Each segment is assigned a Motion-Law by the user.
A Motion-Law specifies, with a mathematical expression, how an output variable changes as a function of an input variable.
The mathematical expression calculates displacement, velocity, acceleration, and jerk values. All motion-derivatives are exact, evaluated motion-values. The user does not need to know any mathematics. We plot the motion-laws.
The user needs to specify various parameters that may relate to the Motion-Law.
In the Motion-Law Selector, we list the Motion-Laws alphabetically (English Language).
In this topic, we can separate the motion-laws into three groups.
Traditional Motion-Laws (also named Standard Motion-Laws) have been used for many years in cam mechanisms for motions that have Rise and Return segments separated with Dwell segments.
The Traditional Motion-Laws are based on:
1.Constant-Acceleration & Deceleration - Polynomial Function
2.Constant-Velocity - Polynomial Function
3.Cubic - Polynomial Function
4.Cycloidal - Trigonometric Function
5.Cycloidal Constant-Velocity 50% -Trigonometric Function
6.Dwell - Polynomial Function
7.Modified-Sinusoid - Trigonometric Functions
8.Modified-Trapezoidal - Trigonometric Functions
9.Polynomial 2-3 - Polynomial Function
10.Polynomial 3-4-5 - Polynomial Function
11.Polynomial 4-5-6-7 - Polynomial Function
12.Polynomial Low Impact Crossover - construct with two Flexible-Polynomial segments
13.Quadratic - Polynomial Function
14.Ramp - Trigonometric Function
15.Simple-Harmonic - Trigonometric Functions
16.Sine-Constant-Cosine + SCCA with Constant-Velocity 20%, 33%, 50%, 66%.... - Trigonometric Functions
17.Sine-Squared - Trigonometric Functions
18.Sinusoidal - Trigonometric Functions
19.Triple-Harmonic (also called Three Harmonic) - Trigonometric Functions
Also, use the 'Triple Harmonic' Controls in the Segment-Editor to give:
a.Triple Harmonic - Modified Trapezoidal - Trigonometric Functions
b.Triple Harmonic - Modified Sine - Trigonometric Functions
c.Triple Harmonic - Zero Jerk at Crossover - Trigonometric Functions
Throw Motion-Laws (Symmetrical & Asymmetrical)
A Throw motion-law is a rise segment followed immediately with a return segment.
We call it a Throw because the motion is similar to a ball that is thrown up in the air.
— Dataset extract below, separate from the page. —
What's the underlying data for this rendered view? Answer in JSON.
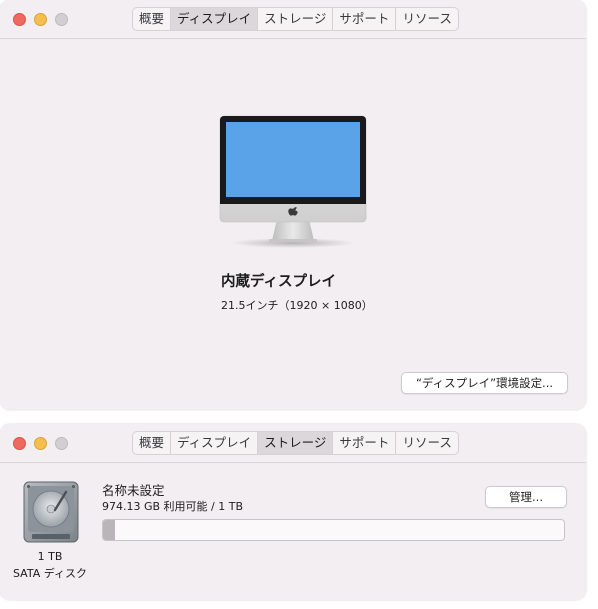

The transition of the ball from its Rise to Return (at its maximum-displacement) has zero-velocity, but has finite deceleration.
In general, the shape of the Throw motion from Rise to Return is defined by the acceleration and jerk values at the transition.
We design the Rise and Return parts of the Throw motion-law with two Flexible Polynomial segments. Thus, we can also edit the Segment-Width of the two segments that will also influence the shape of the Throw segments.
The 'Crossover Jerk' of 25 is greater than other motion-laws. This means that any backlash is traversed quickly to give a large velocity impact.
These meet the needs of specific applications.
26.Y–Inverse-Sinusoid : when applied to the motion of a crank, it gives a constant linear velocity at the tip of a crank. Limited to one segment per crank rotation.
27.Crank-Constant-Velocity : an enhancement of Y-Inverse-Sinusoid, this motion-law can be applied to more than one segment in a motion.
28.Flexible-Polynomial - a VERY important and useful motion-law.
29.Ramp - a useful motion-law.
You can import your own motion-values to a List Segment-Type:
The Flexible Polynomial is the default motion-law. It is very powerful. We recommend that you learn how to use it effectively and efficiently.
Traditional Motion-Laws have advantages in some circumstances.
We recommend that the segments are:
•All Flexible-Polynomials - most powerful and flexible motion-design possibilities
- or -
•All Traditional Motion-Laws - easiest motion-design
- or -
•A mixture of Flexible-Polynomial and Traditional Motion-Laws - most difficult motion-design but may offer advantages
The Motion-Laws available in MotionDesigner exceed the German Technical VDI-guidelines 2143 Papers (Part) 1 and 2. Also bear in mind, that the motion at a cam-follower or servomotor is usually found by MechDesigner with Inverse-Kinematics. In this case, the motion at the cam-follower or servomotor will not be the same as the motion of the Motion-Part.